The House was slated to send the articles of impeachment against Trump to the Senate on Wednesday, over a month after voting to impeach the president. Pelosi said over the weekend that the delay produced “postive results.” McConnell said the delay “achieved absolutely nothing.”

At the same time that House Democrats held a press conference, McConnell said on the Senate floor: “If the Senate blesses this unprecedented and dangerous House process by agreeing that an incomplete case and a subjective basis are enough to impeach a president, we will almost guarantee the impeachment of every future president of either party when the house doesn’t like that person.”

“This process of last constitutional resort will be watered down into the kind of anti-democratic recall measure that the founding fathers explicitly, explicitly did not want. The Senate was designed to stabilize our institutions, to break partisan fevers, to stop short-term passions from destroying our long-term future. House Democrats may have descended into pure factionalism, but the United States Senate must not. This is the only body that can consider all factors presented by the House, decide what has or has not been proven, and choose what outcome best serves the nation,” he added.

The Senate will hear the case and decide whether to convict or acquit the president.

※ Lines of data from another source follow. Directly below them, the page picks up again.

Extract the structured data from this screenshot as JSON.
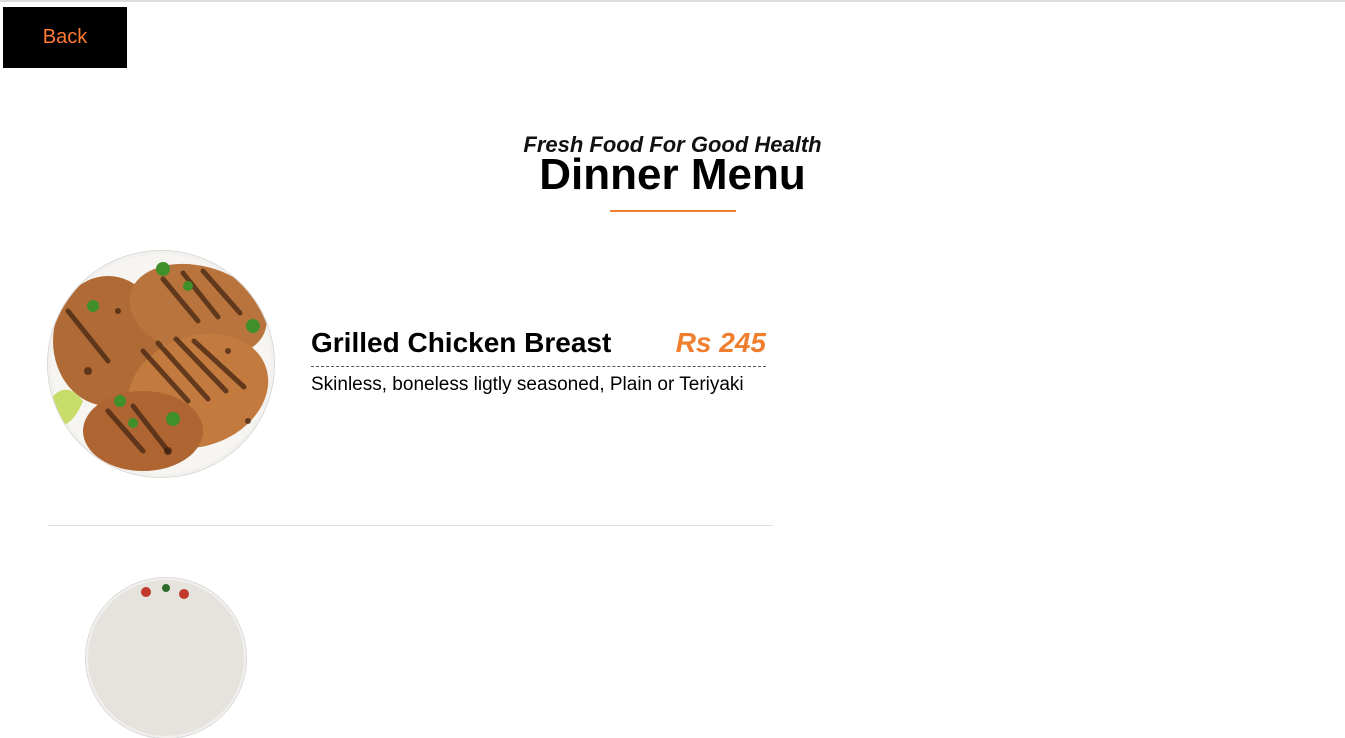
{
  "nav": {
    "back_label": "Back"
  },
  "header": {
    "tagline": "Fresh Food For Good Health",
    "title": "Dinner Menu"
  },
  "menu_items": [
    {
      "name": "Grilled Chicken Breast",
      "price": "Rs 245",
      "description": "Skinless, boneless ligtly seasoned, Plain or Teriyaki"
    }
  ],
  "colors": {
    "accent": "#ef7e2e",
    "back_text": "#ff7a33",
    "back_bg": "#000000"
  }
}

An acquittal requires a simple majority while a conviction, or removal from office, requires a supermajority of 67 votes. No president in the history of the country has been removed from office through impeachment.

The trial will likely begin on Jan. 21, McConnell said on Tuesday. Senators will hear both sides present their cases and then submit written questions. They’ll vote later in the proceeding on whether to call any witnesses.

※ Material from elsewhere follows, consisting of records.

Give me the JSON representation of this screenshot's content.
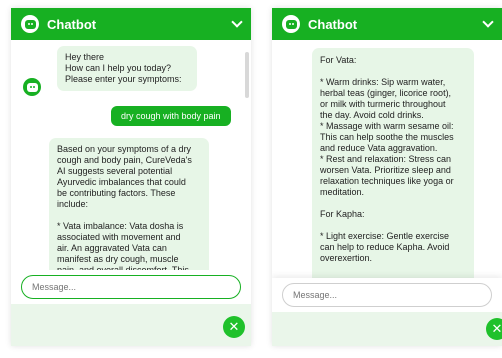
{
  "left": {
    "title": "Chatbot",
    "greeting": [
      "Hey there",
      "How can I help you today?",
      "Please enter your symptoms:"
    ],
    "user_message": "dry cough with body pain",
    "reply": [
      "Based on your symptoms of a dry",
      "cough and body pain, CureVeda's",
      "AI suggests several potential",
      "Ayurvedic imbalances that could",
      "be contributing factors. These",
      "include:",
      "",
      "* Vata imbalance: Vata dosha is",
      "associated with movement and",
      "air. An aggravated Vata can",
      "manifest as dry cough, muscle",
      "pain, and overall discomfort. This"
    ],
    "input_placeholder": "Message..."
  },
  "right": {
    "title": "Chatbot",
    "reply": [
      "For Vata:",
      "",
      "* Warm drinks: Sip warm water,",
      "herbal teas (ginger, licorice root),",
      "or milk with turmeric throughout",
      "the day. Avoid cold drinks.",
      "* Massage with warm sesame oil:",
      "This can help soothe the muscles",
      "and reduce Vata aggravation.",
      "* Rest and relaxation: Stress can",
      "worsen Vata. Prioritize sleep and",
      "relaxation techniques like yoga or",
      "meditation.",
      "",
      "For Kapha:",
      "",
      "* Light exercise: Gentle exercise",
      "can help to reduce Kapha. Avoid",
      "overexertion."
    ],
    "input_placeholder": "Message..."
  },
  "colors": {
    "brand": "#17b022",
    "bubble": "#e7f6e7"
  },
  "icons": {
    "bot": "robot-icon",
    "collapse": "chevron-down-icon",
    "close": "close-icon"
  }
}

Trump, meanwhile, tapped Pat Cipollone, his White House counsel, to lead his defense in the trial.

pat cipollone
White House Counsel Pat Cipollone exits the U.S. Capitol after meeting with Senate Majority Leader Mitch McConnell (R-Ky.) in Washington on Dec. 12, 2019. (Drew Angerer/Getty Images)

“He’s the strong, silent type,” Trump said of Cipollone at a recent White House event marking the 150th judicial appointment of his presidency.

Cipollone’s backers say he’s proven a capable defender of Trump’s view on executive power.

“Pat Cipollone will be defending executive power from time to time during the Senate proceedings, which will be swimming upstream from certain segments of the media,” said Leonard Leo, a conservative attorney who has consulted with the Trump administration on judicial nominations and was among those who recommended Cipollone for the White House counsel post.

“He has the courage and determination to make those points and not be cowed by whatever criticism there might be,” Leo said. “Those are the kind of attributes that brought him to the job. Those are the things that mattered to me when asked what I thought of him.”

Jay Sekulow, a Trump personal attorney, will also have a major role on his defense team.

The Associated Press contributed to this report.

Zachary Stieber
Zachary Stieber covers U.S. and world news. He is based in Maryland.